ZIKA RESPONSE SPOTLIGHT
Amy Gargis, Zika Responder
is a continuous need to refine and improve Zika diagnostic tests and to include
up-to-date information in our laboratory guidance and testing methods.”
As a leader of
the Zika laboratory team, Amy Gargis played a major role in making
significant updates to CDC’s Zika testing guidance. When Gargis joined the
response in August 2016, a variety of new Zika tests were being used in
laboratories across the globe, and her team was in the midst of revising the
current guidance to include all available tests. The updates were substantial,
requiring many hours of research and discussion. They also required close
collaboration with other Emergency Operations Center task forces and the U.S. Food
and Drug Administration.
Click the image
(above) or here to
read more about Amy's work in responding to Zika.
Use CDC's CERC Corner tips to improve the clarity of your public health messages.
Qualities of an Effective
A spokesperson is essential in helping your organization relate to
communities in crises. A good spokesperson embodies an organization’s identity,
personifies its response efforts, and serves as the overall human connection to
the public. While all spokespeople have unique qualities, there are some
techniques that every spokesperson can use to effectively reach people in an emergency.
So, what should a good spokesperson do?
Role of a Spokesperson
spokesperson’s job is to take your organization from an it to a we by:
- Building organization trust and credibility
- Removing psychological barriers—including fear and anxiety—in
- Gaining support for the public health response efforts
if a spokesperson is successfully able to communicate important public health
messages, areas affected by a disaster will face fewer incidents of illness, injury,
so much at stake, how does a spokesperson communicate effectively?
Tips for Success
the principles of crisis and emergency risk communication (CERC), a
spokesperson can increase the likelihood that people will listen to your organization’s
messages, trust your advice, and act on your recommendations. To do this, a
spokesperson must demonstrate:
Empathy and caring
- Speaking clearly—with
compassion and empathy—to demonstrate care and concern.
- Accepting and involving
the public as a legitimate partner. Listening to the people experiencing an
emergency will often reveal exactly what information they need, and this can
help a spokesperson better deliver messages.
Competence and expertise
- Education and
experience can help establish credibility, but a spokesperson should still
tailor messaging to make complex information more easily understood.
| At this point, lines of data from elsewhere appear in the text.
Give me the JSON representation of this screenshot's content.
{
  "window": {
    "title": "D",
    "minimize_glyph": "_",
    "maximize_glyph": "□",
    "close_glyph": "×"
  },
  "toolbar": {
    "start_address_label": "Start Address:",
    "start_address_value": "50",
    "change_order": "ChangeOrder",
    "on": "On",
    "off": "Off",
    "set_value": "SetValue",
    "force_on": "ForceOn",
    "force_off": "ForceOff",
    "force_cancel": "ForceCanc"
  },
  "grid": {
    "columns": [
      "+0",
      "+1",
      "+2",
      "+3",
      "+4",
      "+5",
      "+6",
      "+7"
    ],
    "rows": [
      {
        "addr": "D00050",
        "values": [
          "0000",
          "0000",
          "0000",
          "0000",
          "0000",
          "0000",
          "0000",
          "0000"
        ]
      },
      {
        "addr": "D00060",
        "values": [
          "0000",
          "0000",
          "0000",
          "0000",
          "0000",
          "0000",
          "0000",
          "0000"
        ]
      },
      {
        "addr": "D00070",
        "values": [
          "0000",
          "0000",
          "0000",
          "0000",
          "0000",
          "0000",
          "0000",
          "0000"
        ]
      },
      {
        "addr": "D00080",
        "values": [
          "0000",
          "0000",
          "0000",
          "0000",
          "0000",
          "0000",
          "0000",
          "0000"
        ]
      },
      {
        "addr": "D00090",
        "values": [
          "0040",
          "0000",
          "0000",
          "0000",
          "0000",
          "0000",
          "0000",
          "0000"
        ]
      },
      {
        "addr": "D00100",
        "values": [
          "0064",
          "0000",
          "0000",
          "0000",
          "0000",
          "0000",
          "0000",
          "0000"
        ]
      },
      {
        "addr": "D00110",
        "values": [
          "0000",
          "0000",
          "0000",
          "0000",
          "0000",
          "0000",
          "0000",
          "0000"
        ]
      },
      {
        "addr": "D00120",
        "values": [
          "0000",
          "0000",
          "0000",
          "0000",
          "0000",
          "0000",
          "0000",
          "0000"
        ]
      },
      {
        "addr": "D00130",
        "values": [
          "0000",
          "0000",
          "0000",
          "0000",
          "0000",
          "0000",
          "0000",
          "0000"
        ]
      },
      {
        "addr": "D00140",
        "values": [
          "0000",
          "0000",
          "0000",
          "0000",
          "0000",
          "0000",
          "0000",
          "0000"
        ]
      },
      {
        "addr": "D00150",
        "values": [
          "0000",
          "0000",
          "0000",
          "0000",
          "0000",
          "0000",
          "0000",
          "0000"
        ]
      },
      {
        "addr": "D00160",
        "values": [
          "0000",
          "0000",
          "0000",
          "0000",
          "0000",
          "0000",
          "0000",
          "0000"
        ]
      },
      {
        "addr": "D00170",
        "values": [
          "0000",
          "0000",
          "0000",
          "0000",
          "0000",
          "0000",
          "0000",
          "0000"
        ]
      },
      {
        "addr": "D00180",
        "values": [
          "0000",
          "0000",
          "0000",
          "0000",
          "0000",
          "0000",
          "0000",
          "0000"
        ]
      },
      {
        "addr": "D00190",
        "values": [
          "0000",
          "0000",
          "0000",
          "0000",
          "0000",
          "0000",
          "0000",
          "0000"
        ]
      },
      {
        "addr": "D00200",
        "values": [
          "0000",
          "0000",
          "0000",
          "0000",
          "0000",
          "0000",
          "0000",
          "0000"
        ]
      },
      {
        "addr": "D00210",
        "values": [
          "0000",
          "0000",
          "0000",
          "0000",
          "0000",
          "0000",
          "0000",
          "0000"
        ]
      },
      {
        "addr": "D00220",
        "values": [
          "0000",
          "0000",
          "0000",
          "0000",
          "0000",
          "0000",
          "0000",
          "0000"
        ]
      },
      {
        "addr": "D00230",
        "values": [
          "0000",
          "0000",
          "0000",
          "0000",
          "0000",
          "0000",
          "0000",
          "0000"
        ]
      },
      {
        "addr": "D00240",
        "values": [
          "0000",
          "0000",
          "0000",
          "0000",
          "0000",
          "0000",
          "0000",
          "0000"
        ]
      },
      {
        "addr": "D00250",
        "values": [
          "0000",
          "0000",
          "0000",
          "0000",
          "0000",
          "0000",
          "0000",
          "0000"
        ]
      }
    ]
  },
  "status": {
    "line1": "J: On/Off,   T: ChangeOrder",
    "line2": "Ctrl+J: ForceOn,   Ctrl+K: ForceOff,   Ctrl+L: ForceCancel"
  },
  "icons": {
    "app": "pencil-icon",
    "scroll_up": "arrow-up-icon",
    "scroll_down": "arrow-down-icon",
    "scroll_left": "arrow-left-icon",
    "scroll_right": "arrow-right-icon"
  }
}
This means
limiting jargon and acronyms.
- Coordinating and
collaborating with other credible sources.
Honesty and openness
- Being honest, frank,
and open with information.
- Explaining what your
organization is doing to get information if it isn’t available.
- Meeting the needs of
the public and the media to demonstrate availability and transparency.
Commitment and dedication
- Sharing your organization’s goals for the response, providing
regular information updates, and being honest about progress and challenges.
- Keeping promises and
evaluating progress to help your organization improve its communication.
The right spokesperson can help make their
organization a trusted resource for reliable information during an emergency.
Using CERC principles can help a spokesperson do this well.
For more resources and information on CERC, please see Crisis and Emergency Risk Communication, 2014 Edition or Crisis and Emergency Risk Communication Pandemic Influenza, 2007.
Have you used CERC in your work? To share your CERC stories, e-mail firstname.lastname@example.org. Your stories may appear in future CERC Corners.
MOTHER TO BABY
Pregnant women or families who would like to speak to someone about a possible Zika virus infection or diagnosis during pregnancy and potential risks to the baby can contact MotherToBaby, a service of the nonprofit Organization of Teratology Information Specialists (OTIS). MotherToBaby is not affiliated with CDC.
MotherToBaby experts are available during business hours to answer questions in English or Spanish by phone or talk about Zika: